This is one reason why shooting film sucks and why most professional photographers that I know, including ones who were in the industry for several decades, switched to digital a long time ago. Whether it's sniffing chemicals in some dark, dingy hole or clicking and dragging, their clients don't care how you got the shot. They don't care about "slowing down" or "decisive moments" or shooting only in manual or with primes or any of that other mental junk that amateurs spend their time debating. They get paid for results.
If you shoot film and process film, I hope you enjoy it. If you shoot and process digital, I hope you enjoy doing that. Just don't tell me that one or the other has some sort of magical property. I rarely post straight-out-of-the-camera images on this website.
I have a roll of Kodak Tri-X 400 in my Asahi Optical Co. Pentax Spotmatic II. I have been waiting for an opportunity to shoot that roll, which I now know from this experience with the film simulation recipe must be a cloudy or overcast day. It will soon be winter in New Jersey and I expect I will have a lot of cloudy, grey, dreary days.
From the SOOC JPEG, you see here; I did not get good results. These are the best of the shots. The rest are all blown out in highlights. I rented a Fujinon XF35mmF2 R WR (~52mm full-frame FOV) for the week and through the week and decided to try it out. The Fujinon XF35mmF2 R WR performed admirably despite my ineptitude. A few of the shots were out of focus, which is also operator error.
I took a landscape and cityscape in B&W workshop a few weeks ago. I think I will process the same set of RAF images using the techniques I learned in that course. The results won't be based on any films except the one I invent in my head.
["Not" My Fujifilm X-Pro2 Tri-X Push-Process]: https://fujixweekly.com/2018/08/25/not-my-fujifilm-x-pro2-tri-x-push-process-film-simulation-recipe/

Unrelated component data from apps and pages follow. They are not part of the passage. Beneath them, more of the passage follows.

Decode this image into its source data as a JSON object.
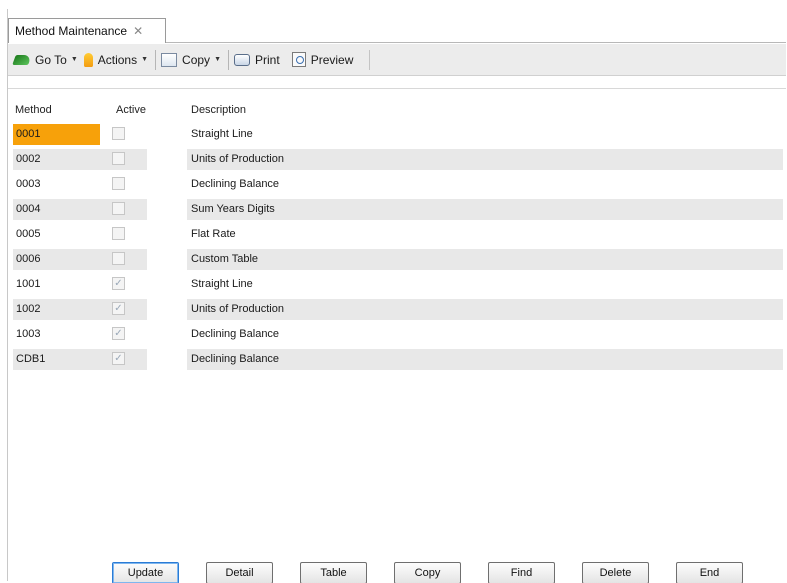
{
  "tab": {
    "title": "Method Maintenance",
    "close_glyph": "✕"
  },
  "toolbar": {
    "goto": "Go To",
    "actions": "Actions",
    "copy": "Copy",
    "print": "Print",
    "preview": "Preview",
    "dropdown_glyph": "▼"
  },
  "columns": {
    "method": "Method",
    "active": "Active",
    "description": "Description"
  },
  "rows": [
    {
      "method": "0001",
      "active": false,
      "description": "Straight Line"
    },
    {
      "method": "0002",
      "active": false,
      "description": "Units of Production"
    },
    {
      "method": "0003",
      "active": false,
      "description": "Declining Balance"
    },
    {
      "method": "0004",
      "active": false,
      "description": "Sum Years Digits"
    },
    {
      "method": "0005",
      "active": false,
      "description": "Flat Rate"
    },
    {
      "method": "0006",
      "active": false,
      "description": "Custom Table"
    },
    {
      "method": "1001",
      "active": true,
      "description": "Straight Line"
    },
    {
      "method": "1002",
      "active": true,
      "description": "Units of Production"
    },
    {
      "method": "1003",
      "active": true,
      "description": "Declining Balance"
    },
    {
      "method": "CDB1",
      "active": true,
      "description": "Declining Balance"
    }
  ],
  "selected_row": 0,
  "colors": {
    "selection": "#f7a10a",
    "alt_row": "#e8e8e8",
    "default_button_border": "#2a7bd5"
  },
  "buttons": {
    "update": "Update",
    "detail": "Detail",
    "table": "Table",
    "copy": "Copy",
    "find": "Find",
    "delete": "Delete",
    "end": "End"
  }
}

Last week I was contacted by a Fuji X Weekly reader who wanted help creating an in-camera look that was similar to the pictures from this other photographer. It didn’t take me long to realize that the photographer in question was using a digital camera (Nikon D750) and applying a plugin preset (most likely VSCO) to achieve the desired look. If I had to take a guess, I would say that the preset is supposed to resemble Kodak Portra 400, although probably one of the alternative versions and not the straight Portra 400 preset. Anytime that I get one of these requests I always make an attempt to create it, although oftentimes my efforts are not successful and no recipe is made. This time, my first stab at it was pretty close, and a little refining made it even closer. I was able to quickly create a film simulation recipe that produces similar results in-camera to what that other photographer is getting with software.
After taking a look at Ritchie's recent Kodacolour Film Simulation recipe, I decided to capture a few images with the new recipe to compare to Kodachrome II, one of his other film simulation recipes that I use quite often. It seems that Ritchie had the idea before me because he wrote a post comparing his various film simulation recipes . I used Fujifilm's X RAW Studio software to process the images in my X-T2.
The images of the Rocky Hill Inn were taken in the early morning with a cloudy sky.
The featured image is from the RAW image processed using the Classic K14 Lightroom Preset for Adobe Lightroom.
Rocky Hill Inn with Ritchie Roesch's Kodachrome II Film Simulation Recipe
Rocky Hill Inn with Ritchie Roesch's Kodacolor Film Simulation Recipe
The farmers' market images were taken yesterday morning in hot full sunlight.